Different types of Agile workflows, as brought out by educba:
- Feature Driven Development (FDD)
As the name indicates, FDD is an iterative and progressive workflow model for system development, primarily focusing on features. The concept of FDD is to come up with high-end features and scope, so as to develop the entire model and execute the same. The FDD goes through the five stages:
- Develop the Entire Model: Firstly, a few models are selected specifically for each domain. And these domain models are successively blended into one entire model based on the concept and scope.
- Develop the Listed features: Features are the list of requirements specific to the customers. These features are to be completed within a timeframe of not more than 2 weeks for release.
- Feature Planning: The listed features are then assigned to the developers.
- Feature Designing: The details of every feature are developed, evaluated and then finalized.
- Feature Building: After the design is inspected and improved, the entire feature is included in the main build to be delivered to the customers.
Crystal is not a set of pre-defined tools or patterns but is a set of various software methodologies. The crystal model is human-centric and considers people as the most important asset in system development, followed by the processes to meet the client requirements. The crystal process does not pre-define the tools or methods at the very start of the project but is determined based on the business and technical requisites of a project. Based on the time duration and project conditions, crystal is further subdivided and denoted by various colors.
- Agile Unified Process (AUP)
The unified process is an iterative and progressive method consisting of four steps. These are, ‘Inception’, ‘Elaboration’, ‘Construction’, and ‘Transition’.
- Extreme Programming (XP)
XP is one of the popular agile workflow models, which is focused on continual improvement through customer feedback. The workflow of XP for system development is comprised of 4 stages. These are, ‘Coding’, ‘Testing’, ‘Listening’, and ‘Designing’.
Scrum is an agile workflow process based on a repetitive approach. Scrum emphasizes continual improvement for customer satisfaction. The workflow of Scrum consists of ‘Product Backlog’, ‘Planning Sprint’, ‘Sprint Backlog’, ‘Sprint’, ‘Routine Scrum Meetings’, ‘Sprint Reviewal’, and ‘Internal Scrum Meetings’.
Kanban is based on the lean development process, which is a popular methodology introduced by Toyota Motors. It is an agile method that is non-iterative and is less structured. It emphasizes on delivering quality on a continual basis by effective team collaboration. The Kanban workflow comprises of ‘Product Backlog’, ‘Requirements’, ‘Design’, ‘Development’, ‘Testing’, ‘Deployment’, and ‘Done’ stages.
One of the agile methods which have been prevailing for the longest time is also used in Non-IT sectors. In this method, the project benefits and requirements are pre-defined clearly before the actual execution. This workflow includes stages of, ‘Pre-project’, ‘Feasibility’, ‘Foundations’, ‘Exploration’, ‘Engineering’, ‘Deployment’, and ‘Post Project’.
How to know what workflow is right for you?
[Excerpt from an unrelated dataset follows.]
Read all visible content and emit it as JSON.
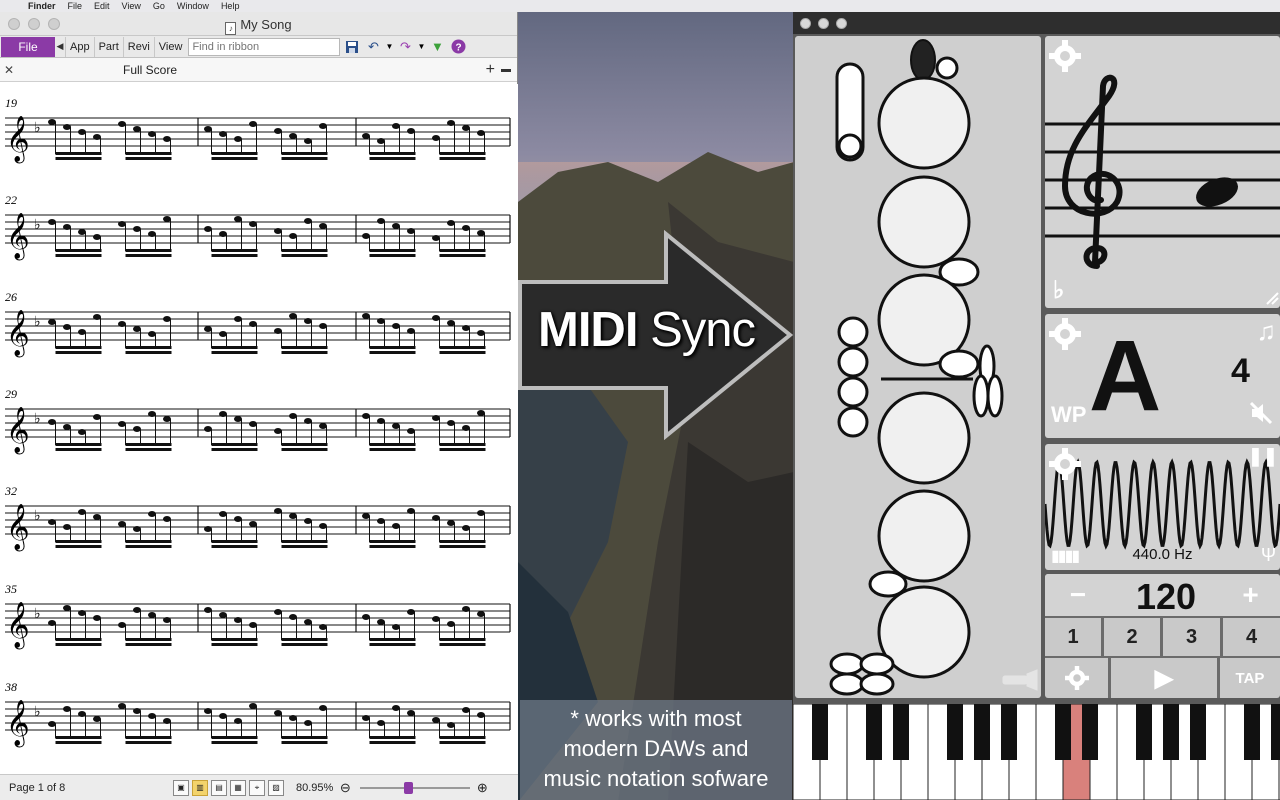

There probably is no right answer to that question. It literally depends on your product, customers, team preferences, etc. Some projects require features to be released in batches and will most likely have to be scheduled, supported with release notes, or even require customers to update software whereas incremental improvement on a website’s navigation is more likely to be done per feature and also A/B tested. Winnings organizations are the ones who choose the right workflow for a specific project and also can pivot to another workflow when relevant.
What are the lessons we have learned on the way?
As stated at the beginning, people and teams are the most important factor, and no workflow is a solution that fits all projects. It can even be refreshing to change workflow and try out new things just to break the routine. Happy teams make the best product!!